Ancient and Medieval History Part 2

Ancient and Medieval History Part 2 - Ancient and Medieval...

Info icon This preview shows pages 1–3. Sign up to view the full content.

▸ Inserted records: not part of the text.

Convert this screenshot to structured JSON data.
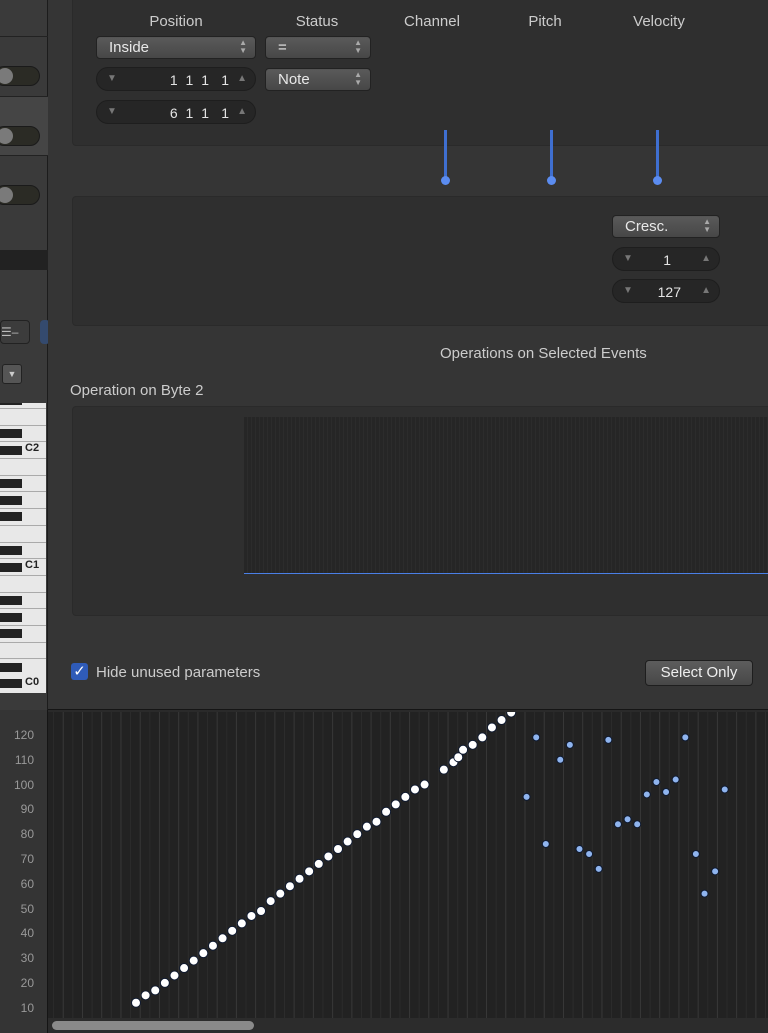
{
  "transform": {
    "columns": {
      "position": "Position",
      "status": "Status",
      "channel": "Channel",
      "pitch": "Pitch",
      "velocity": "Velocity"
    },
    "position_condition": "Inside",
    "position_from": "1 1 1",
    "position_from_tick": "1",
    "position_to": "6 1 1",
    "position_to_tick": "1",
    "status_condition": "=",
    "status_value": "Note",
    "velocity_operation": "Cresc.",
    "velocity_value1": "1",
    "velocity_value2": "127",
    "operations_title": "Operations on Selected Events",
    "byte2_title": "Operation on Byte 2",
    "hide_unused_label": "Hide unused parameters",
    "hide_unused_checked": true,
    "select_only_label": "Select Only",
    "accent_color": "#4a7fe6"
  },
  "piano": {
    "labels": [
      "C2",
      "C1",
      "C0"
    ]
  },
  "velocity_lane": {
    "y_ticks": [
      "120",
      "110",
      "100",
      "90",
      "80",
      "70",
      "60",
      "50",
      "40",
      "30",
      "20",
      "10"
    ],
    "selected_color": "#ffffff",
    "unselected_color": "#8fb4ee",
    "selected_events": [
      {
        "step": 0,
        "velocity": 8
      },
      {
        "step": 1,
        "velocity": 11
      },
      {
        "step": 2,
        "velocity": 13
      },
      {
        "step": 3,
        "velocity": 16
      },
      {
        "step": 4,
        "velocity": 19
      },
      {
        "step": 5,
        "velocity": 22
      },
      {
        "step": 6,
        "velocity": 25
      },
      {
        "step": 7,
        "velocity": 28
      },
      {
        "step": 8,
        "velocity": 31
      },
      {
        "step": 9,
        "velocity": 34
      },
      {
        "step": 10,
        "velocity": 37
      },
      {
        "step": 11,
        "velocity": 40
      },
      {
        "step": 12,
        "velocity": 43
      },
      {
        "step": 13,
        "velocity": 45
      },
      {
        "step": 14,
        "velocity": 49
      },
      {
        "step": 15,
        "velocity": 52
      },
      {
        "step": 16,
        "velocity": 55
      },
      {
        "step": 17,
        "velocity": 58
      },
      {
        "step": 18,
        "velocity": 61
      },
      {
        "step": 19,
        "velocity": 64
      },
      {
        "step": 20,
        "velocity": 67
      },
      {
        "step": 21,
        "velocity": 70
      },
      {
        "step": 22,
        "velocity": 73
      },
      {
        "step": 23,
        "velocity": 76
      },
      {
        "step": 24,
        "velocity": 79
      },
      {
        "step": 25,
        "velocity": 81
      },
      {
        "step": 26,
        "velocity": 85
      },
      {
        "step": 27,
        "velocity": 88
      },
      {
        "step": 28,
        "velocity": 91
      },
      {
        "step": 29,
        "velocity": 94
      },
      {
        "step": 30,
        "velocity": 96
      },
      {
        "step": 32,
        "velocity": 102
      },
      {
        "step": 33,
        "velocity": 105
      },
      {
        "step": 33.5,
        "velocity": 107
      },
      {
        "step": 34,
        "velocity": 110
      },
      {
        "step": 35,
        "velocity": 112
      },
      {
        "step": 36,
        "velocity": 115
      },
      {
        "step": 37,
        "velocity": 119
      },
      {
        "step": 38,
        "velocity": 122
      },
      {
        "step": 39,
        "velocity": 125
      }
    ],
    "other_events": [
      {
        "step": 40.6,
        "velocity": 91
      },
      {
        "step": 41.6,
        "velocity": 115
      },
      {
        "step": 42.6,
        "velocity": 72
      },
      {
        "step": 44.1,
        "velocity": 106
      },
      {
        "step": 45.1,
        "velocity": 112
      },
      {
        "step": 46.1,
        "velocity": 70
      },
      {
        "step": 47.1,
        "velocity": 68
      },
      {
        "step": 48.1,
        "velocity": 62
      },
      {
        "step": 49.1,
        "velocity": 114
      },
      {
        "step": 50.1,
        "velocity": 80
      },
      {
        "step": 51.1,
        "velocity": 82
      },
      {
        "step": 52.1,
        "velocity": 80
      },
      {
        "step": 53.1,
        "velocity": 92
      },
      {
        "step": 54.1,
        "velocity": 97
      },
      {
        "step": 55.1,
        "velocity": 93
      },
      {
        "step": 56.1,
        "velocity": 98
      },
      {
        "step": 57.1,
        "velocity": 115
      },
      {
        "step": 58.2,
        "velocity": 68
      },
      {
        "step": 59.1,
        "velocity": 52
      },
      {
        "step": 60.2,
        "velocity": 61
      },
      {
        "step": 61.2,
        "velocity": 94
      }
    ]
  }
}
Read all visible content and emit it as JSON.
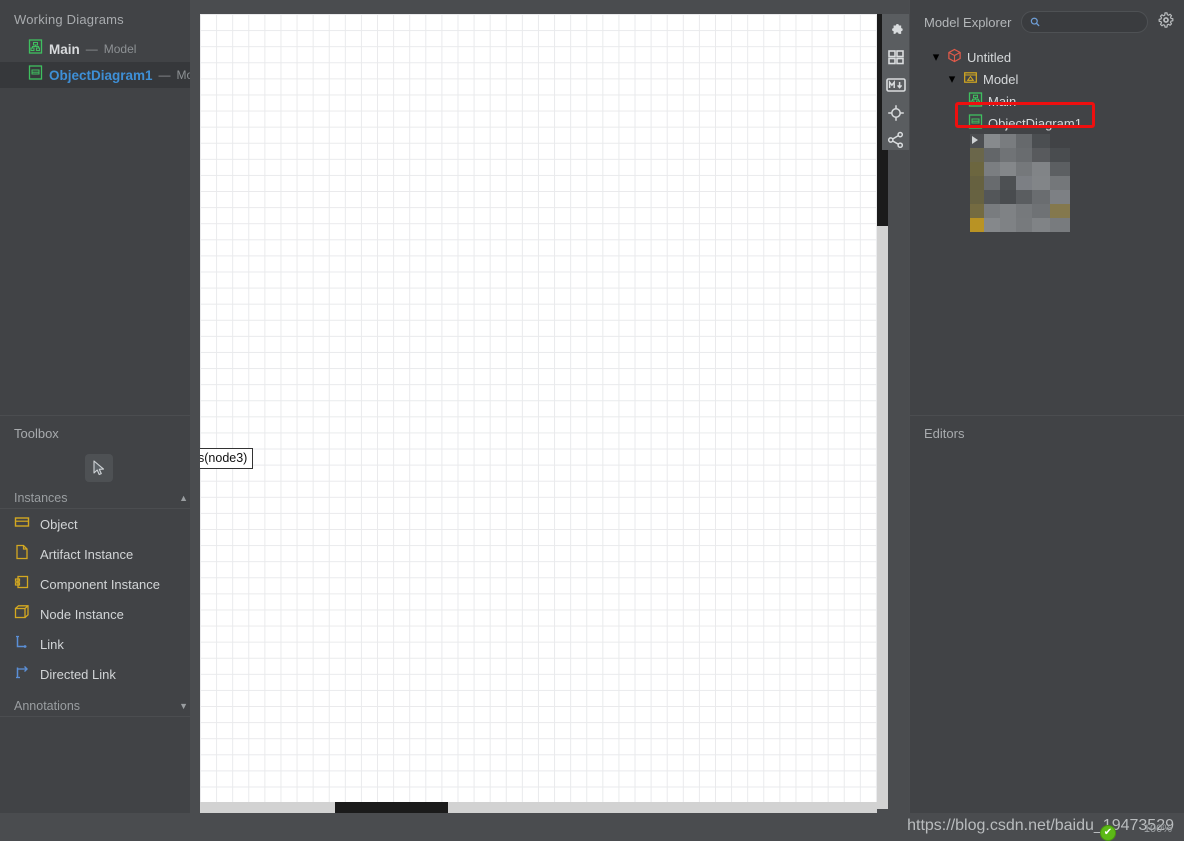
{
  "left_sidebar": {
    "working_diagrams": {
      "title": "Working Diagrams",
      "items": [
        {
          "name": "Main",
          "dash": "—",
          "kind": "Model",
          "icon": "class-diagram-icon",
          "selected": false
        },
        {
          "name": "ObjectDiagram1",
          "dash": "—",
          "kind": "Model",
          "icon": "object-diagram-icon",
          "selected": true
        }
      ]
    },
    "toolbox": {
      "title": "Toolbox",
      "cursor_tool_icon": "arrow-cursor-icon",
      "sections": [
        {
          "label": "Instances",
          "caret": "▲",
          "expanded": true
        },
        {
          "label": "Annotations",
          "caret": "▼",
          "expanded": false
        }
      ],
      "instances": [
        {
          "label": "Object",
          "icon": "object-icon"
        },
        {
          "label": "Artifact Instance",
          "icon": "artifact-icon"
        },
        {
          "label": "Component Instance",
          "icon": "component-icon"
        },
        {
          "label": "Node Instance",
          "icon": "node-icon"
        },
        {
          "label": "Link",
          "icon": "link-icon"
        },
        {
          "label": "Directed Link",
          "icon": "directed-link-icon"
        }
      ]
    }
  },
  "canvas": {
    "node_label": "s(node3)",
    "grid": true,
    "background": "#ffffff",
    "grid_color": "#e9eaec"
  },
  "icon_bar": {
    "items": [
      {
        "name": "puzzle-icon"
      },
      {
        "name": "layout-grid-icon"
      },
      {
        "name": "markdown-icon",
        "label": "M"
      },
      {
        "name": "target-crosshair-icon"
      },
      {
        "name": "share-nodes-icon"
      }
    ]
  },
  "right_panel": {
    "model_explorer": {
      "title": "Model Explorer",
      "search_placeholder": "",
      "search_value": "",
      "search_icon": "search-icon",
      "settings_icon": "gear-icon",
      "tree": [
        {
          "label": "Untitled",
          "icon": "project-cube-icon",
          "depth": 0,
          "twisty": "▾",
          "highlight": false
        },
        {
          "label": "Model",
          "icon": "package-icon",
          "depth": 1,
          "twisty": "▾",
          "highlight": false
        },
        {
          "label": "Main",
          "icon": "class-diagram-icon",
          "depth": 2,
          "twisty": "",
          "highlight": false
        },
        {
          "label": "ObjectDiagram1",
          "icon": "object-diagram-icon",
          "depth": 2,
          "twisty": "",
          "highlight": true
        }
      ],
      "highlight_color": "#ee0f0f",
      "redacted_region": true
    },
    "editors": {
      "title": "Editors"
    }
  },
  "status_bar": {
    "watermark": "https://blog.csdn.net/baidu_19473529",
    "zoom_level": "100%",
    "check_icon": "check-circle-icon",
    "check_glyph": "✔"
  }
}
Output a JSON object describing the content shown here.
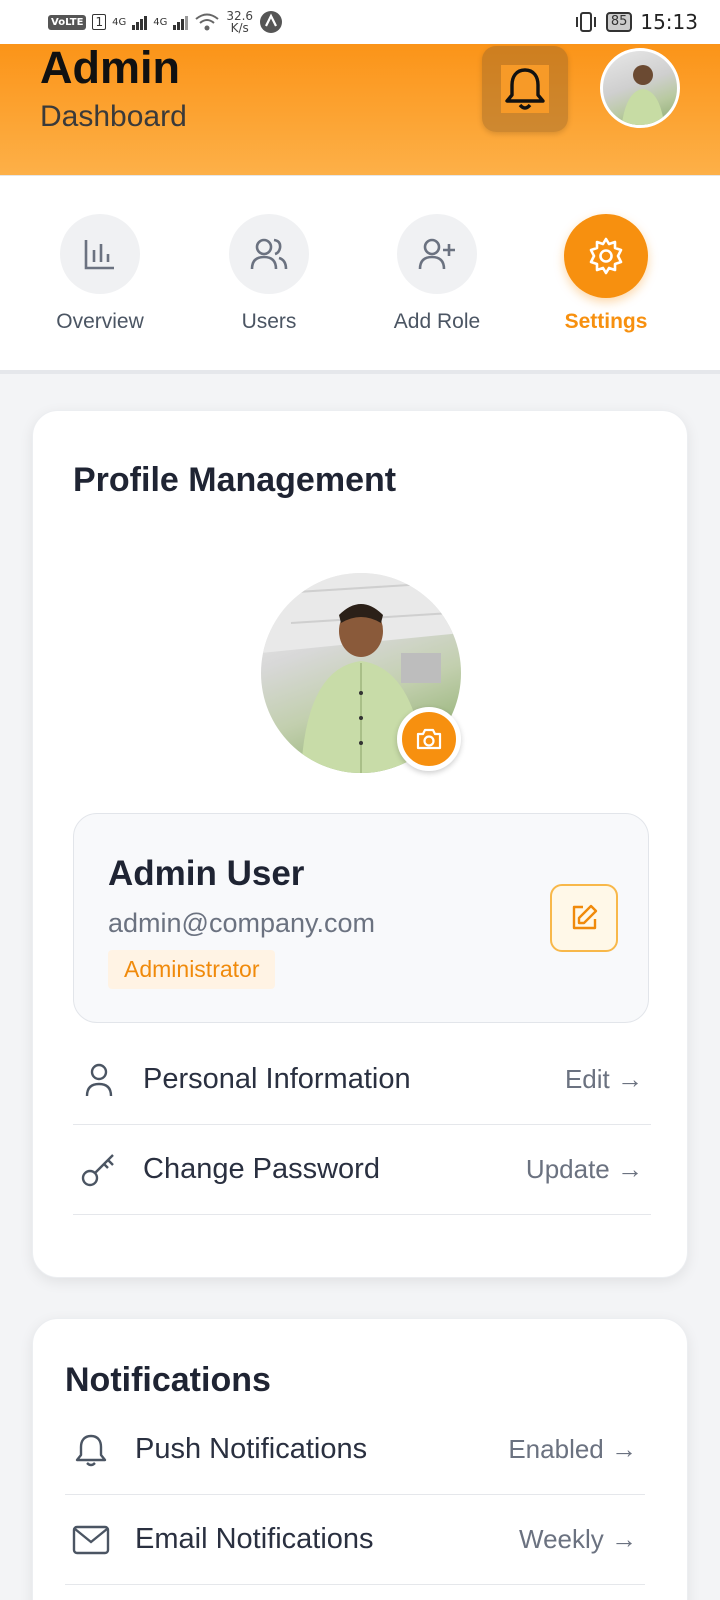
{
  "status_bar": {
    "volte": "VoLTE",
    "sim1": "4G",
    "sim2": "4G",
    "net_speed": "32.6",
    "net_unit": "K/s",
    "battery": "85",
    "time": "15:13"
  },
  "header": {
    "title": "Admin",
    "subtitle": "Dashboard"
  },
  "tabs": [
    {
      "label": "Overview",
      "icon": "bar-chart-icon",
      "active": false
    },
    {
      "label": "Users",
      "icon": "users-icon",
      "active": false
    },
    {
      "label": "Add Role",
      "icon": "user-plus-icon",
      "active": false
    },
    {
      "label": "Settings",
      "icon": "gear-icon",
      "active": true
    }
  ],
  "profile": {
    "section_title": "Profile Management",
    "name": "Admin User",
    "email": "admin@company.com",
    "role": "Administrator",
    "rows": [
      {
        "label": "Personal Information",
        "action": "Edit →",
        "icon": "user-icon"
      },
      {
        "label": "Change Password",
        "action": "Update →",
        "icon": "key-icon"
      }
    ]
  },
  "notifications": {
    "section_title": "Notifications",
    "rows": [
      {
        "label": "Push Notifications",
        "action": "Enabled →",
        "icon": "bell-icon"
      },
      {
        "label": "Email Notifications",
        "action": "Weekly →",
        "icon": "mail-icon"
      }
    ]
  },
  "colors": {
    "accent": "#f7900f",
    "header_gradient_top": "#fb9418",
    "header_gradient_bottom": "#fdb048",
    "text_dark": "#1f2433",
    "text_muted": "#6b7280"
  }
}
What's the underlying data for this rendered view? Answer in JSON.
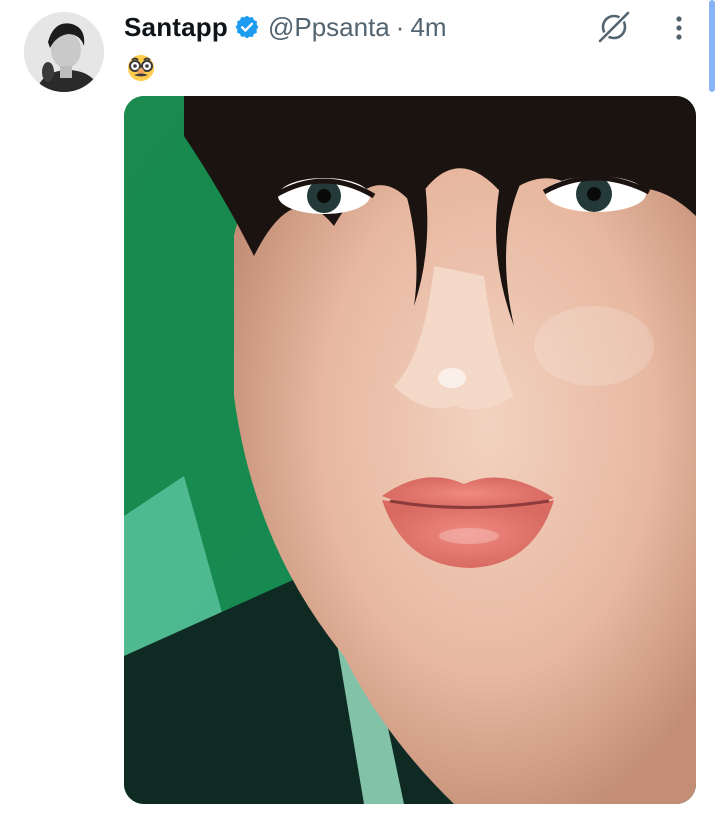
{
  "tweet": {
    "author": {
      "display_name": "Santapp",
      "handle": "@Ppsanta",
      "verified": true,
      "avatar_icon": "profile-photo"
    },
    "separator": "·",
    "timestamp": "4m",
    "text_emoji": "disguised-face-emoji",
    "actions": {
      "grok_icon": "grok-icon",
      "more_icon": "more-vertical-icon"
    },
    "media": {
      "type": "photo",
      "description_icon": "photo"
    }
  },
  "colors": {
    "text_primary": "#0f1419",
    "text_secondary": "#536471",
    "verified_blue": "#1d9bf0",
    "media_background": "#1e7a48",
    "scrollbar": "#8ab4f8"
  }
}
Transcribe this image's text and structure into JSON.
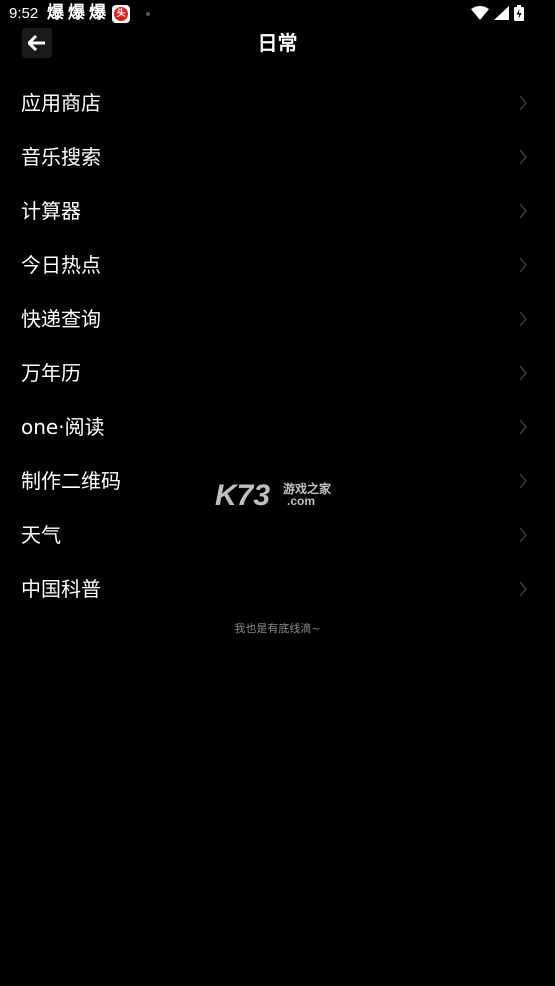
{
  "status_bar": {
    "time": "9:52",
    "notification_glyphs": [
      "爆",
      "爆",
      "爆"
    ],
    "app_badge_text": "头",
    "icons": [
      "wifi-icon",
      "signal-icon",
      "battery-icon"
    ]
  },
  "header": {
    "title": "日常",
    "back_icon": "arrow-left-icon"
  },
  "menu": {
    "items": [
      {
        "label": "应用商店"
      },
      {
        "label": "音乐搜索"
      },
      {
        "label": "计算器"
      },
      {
        "label": "今日热点"
      },
      {
        "label": "快递查询"
      },
      {
        "label": "万年历"
      },
      {
        "label": "one·阅读"
      },
      {
        "label": "制作二维码"
      },
      {
        "label": "天气"
      },
      {
        "label": "中国科普"
      }
    ],
    "chevron_icon": "chevron-right-icon"
  },
  "footer": {
    "note": "我也是有底线滴~"
  },
  "watermark": {
    "brand": "K73",
    "sub_top": "游戏之家",
    "sub_bottom": ".com"
  },
  "colors": {
    "background": "#000000",
    "text": "#ffffff",
    "chevron": "#3a3a3a",
    "footer_text": "#8a8a8a"
  }
}
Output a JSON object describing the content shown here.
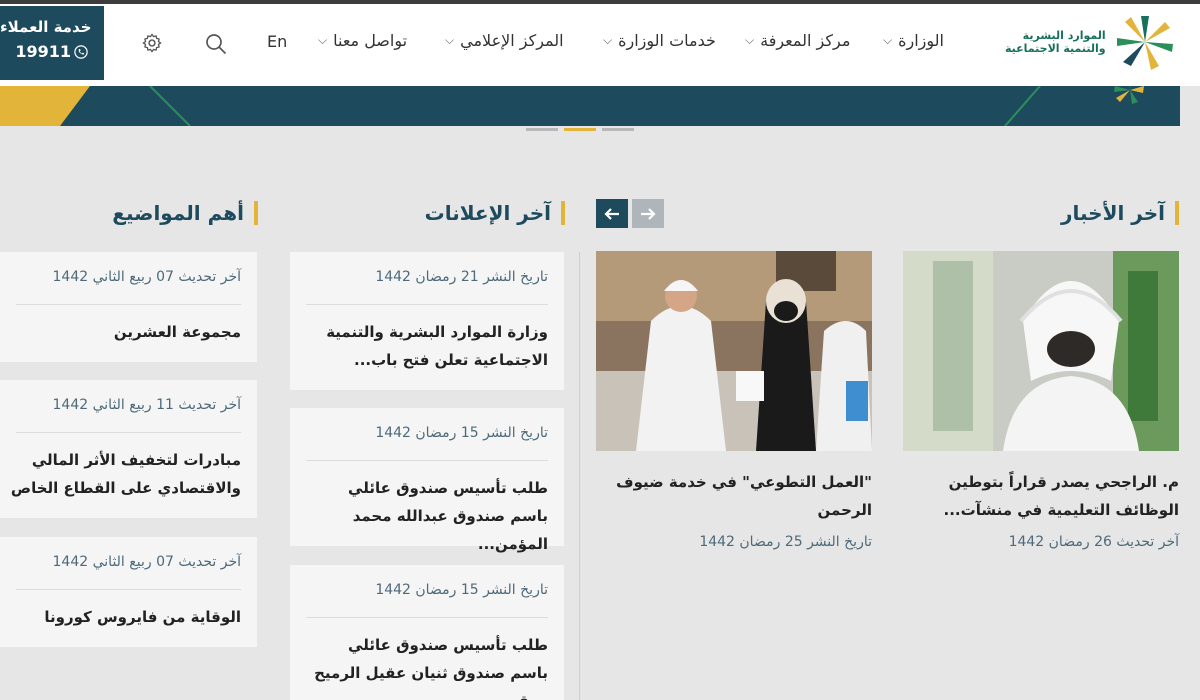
{
  "header": {
    "customer_service": {
      "title": "خدمة العملاء",
      "number": "19911"
    },
    "lang_label": "En",
    "nav": [
      {
        "label": "الوزارة"
      },
      {
        "label": "مركز المعرفة"
      },
      {
        "label": "خدمات الوزارة"
      },
      {
        "label": "المركز الإعلامي"
      },
      {
        "label": "تواصل معنا"
      }
    ],
    "logo": {
      "line1": "الموارد البشرية",
      "line2": "والتنمية الاجتماعية"
    }
  },
  "sections": {
    "news_title": "آخر الأخبار",
    "announcements_title": "آخر الإعلانات",
    "topics_title": "أهم المواضيع"
  },
  "news": [
    {
      "title": "م. الراجحي يصدر قراراً بتوطين الوظائف التعليمية في منشآت...",
      "date": "آخر تحديث 26 رمضان 1442"
    },
    {
      "title": "\"العمل التطوعي\" في خدمة ضيوف الرحمن",
      "date": "تاريخ النشر 25 رمضان 1442"
    }
  ],
  "announcements": [
    {
      "date": "تاريخ النشر 21 رمضان 1442",
      "title": "وزارة الموارد البشرية والتنمية الاجتماعية تعلن فتح باب..."
    },
    {
      "date": "تاريخ النشر 15 رمضان 1442",
      "title": "طلب تأسيس صندوق عائلي باسم صندوق عبدالله محمد المؤمن..."
    },
    {
      "date": "تاريخ النشر 15 رمضان 1442",
      "title": "طلب تأسيس صندوق عائلي باسم صندوق ثنيان عقيل الرميح ومقره..."
    }
  ],
  "topics": [
    {
      "date": "آخر تحديث 07 ربيع الثاني 1442",
      "title": "مجموعة العشرين"
    },
    {
      "date": "آخر تحديث 11 ربيع الثاني 1442",
      "title": "مبادرات لتخفيف الأثر المالي والاقتصادي على القطاع الخاص"
    },
    {
      "date": "آخر تحديث 07 ربيع الثاني 1442",
      "title": "الوقاية من فايروس كورونا"
    }
  ],
  "colors": {
    "brand": "#1e4a5e",
    "accent": "#e2b53a",
    "logo_green": "#17705c"
  }
}
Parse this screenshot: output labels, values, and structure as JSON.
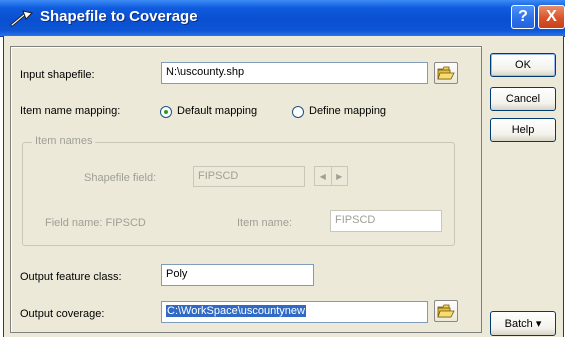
{
  "window": {
    "title": "Shapefile to Coverage",
    "help_button": "?",
    "close_button": "X"
  },
  "input_shapefile": {
    "label": "Input shapefile:",
    "value": "N:\\uscounty.shp"
  },
  "item_name_mapping": {
    "label": "Item name mapping:",
    "default_label": "Default mapping",
    "define_label": "Define mapping",
    "selected": "Default mapping"
  },
  "item_names": {
    "group_title": "Item names",
    "shapefile_field_label": "Shapefile field:",
    "shapefile_field_value": "FIPSCD",
    "field_name_label": "Field name: FIPSCD",
    "item_name_label": "Item name:",
    "item_name_value": "FIPSCD",
    "spin_left": "◀",
    "spin_right": "▶"
  },
  "output_feature_class": {
    "label": "Output feature class:",
    "value": "Poly"
  },
  "output_coverage": {
    "label": "Output coverage:",
    "value": "C:\\WorkSpace\\uscountynew"
  },
  "buttons": {
    "ok": "OK",
    "cancel": "Cancel",
    "help": "Help",
    "batch": "Batch ▾"
  },
  "colors": {
    "titlebar": "#0a4fd0",
    "dialog_bg": "#ece9d8",
    "selection": "#316ac5",
    "disabled_text": "#a09f96"
  },
  "icons": {
    "title": "wrench-arrow-icon",
    "browse": "open-folder-icon"
  }
}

View Full Document Right Arrow Icon
Ancient and Medieval History Part 2 Ancient Egypt: River flood plains. (Comparison to Mesopotamia Civilization) Cataract- waterfall The Nile River Valley was confined by the first cataract of the Nile in the south and the Mediterranean Sea. First pyramids in Egypt were like ziggurats. Egypt experienced moderate amounts of influence Mesopotamia’s art but it is unique culture, and not copied from Mesopotamia. Egypt considered themselves the center of the world. Everything else, including people, is second. The Nile flows northward. So the Egyptians’ culture in the world is shaped by the Nile and geography. B/c the Nile is so unique they found more normal things, odd. Nilometers- marks that predicted the flooding of the Nile. The Nile was very predictable. The Nile floods slower so it causes less damage. They see the Nile as a friend. The Egyptians were optimistic. This showed in their religion and culture. There are five months a year that the river is flooded. It floods five to ten miles on each side. Egyptian agriculture was easy compared to the Mesopotamian agriculture. More food was yielded as well. Emmer- was a wheat that was resistant to dry conditions 5 months flood stage (June to October)- 7 months non flood (November to May) The Nile is easily traversable, unlike the Tigris and Euphrates. Upper and Lower Egypt united early in history because of the easy travel. (refer to picture)
Image of page 1

Info iconThis preview has intentionally blurred sections. Sign up to view the full version.

View Full Document Right Arrow Icon
Egypt was insolated from the world because of seas and deserts. It had security. It had survivability. It made it very unique. B/c the Nile allowed less work to be put into agriculture and irrigation there was a larger surplus. It stays more rural b/c people weren’t packed into large areas so they could be fed by the 99% of the people. Egyptian cities, towns were political and religious centers, not economic centers. Egyptian leaders weren’t militaristic. They didn’t have to be b/c of the isolation and b/c there were no warring city-states. In Egypt, there were god-kings. B/c they were living gods, the god-king owned everything. He was the only one who owned land. He was Egypt. That is why the building of his tomb is important. He represented all of Egypt with his death. After generations, the nobles could follow the king into the after life to serve him. Niswt- when the king is born, he is divested with divinity Lustrations- special washings so you could touch the king (only a handful of people were able to do lustrations even) No one referred to the king by name, even the king never said ‘I.’ Pharaoh was how he was referred to. It meant “the house/palace of the king” They started using it in 1700 BC Work on pyramids begins in June. They were worked on when everyone wasn’t working on agriculture during the non flood months.
Image of page 2
Image of page 3
This is the end of the preview. Sign up to access the rest of the document.

{[ snackBarMessage ]}

What students are saying

  • Left Quote Icon

    As a current student on this bumpy collegiate pathway, I stumbled upon Course Hero, where I can find study resources for nearly all my courses, get online help from tutors 24/7, and even share my old projects, papers, and lecture notes with other students.

    Student Picture

    Kiran Temple University Fox School of Business ‘17, Course Hero Intern

  • Left Quote Icon

    I cannot even describe how much Course Hero helped me this summer. It’s truly become something I can always rely on and help me. In the end, I was not only able to survive summer classes, but I was able to thrive thanks to Course Hero.

    Student Picture

    Dana University of Pennsylvania ‘17, Course Hero Intern

  • Left Quote Icon

    The ability to access any university’s resources through Course Hero proved invaluable in my case. I was behind on Tulane coursework and actually used UCLA’s materials to help me move forward and get everything together on time.

    Student Picture

    Jill Tulane University ‘16, Course Hero Intern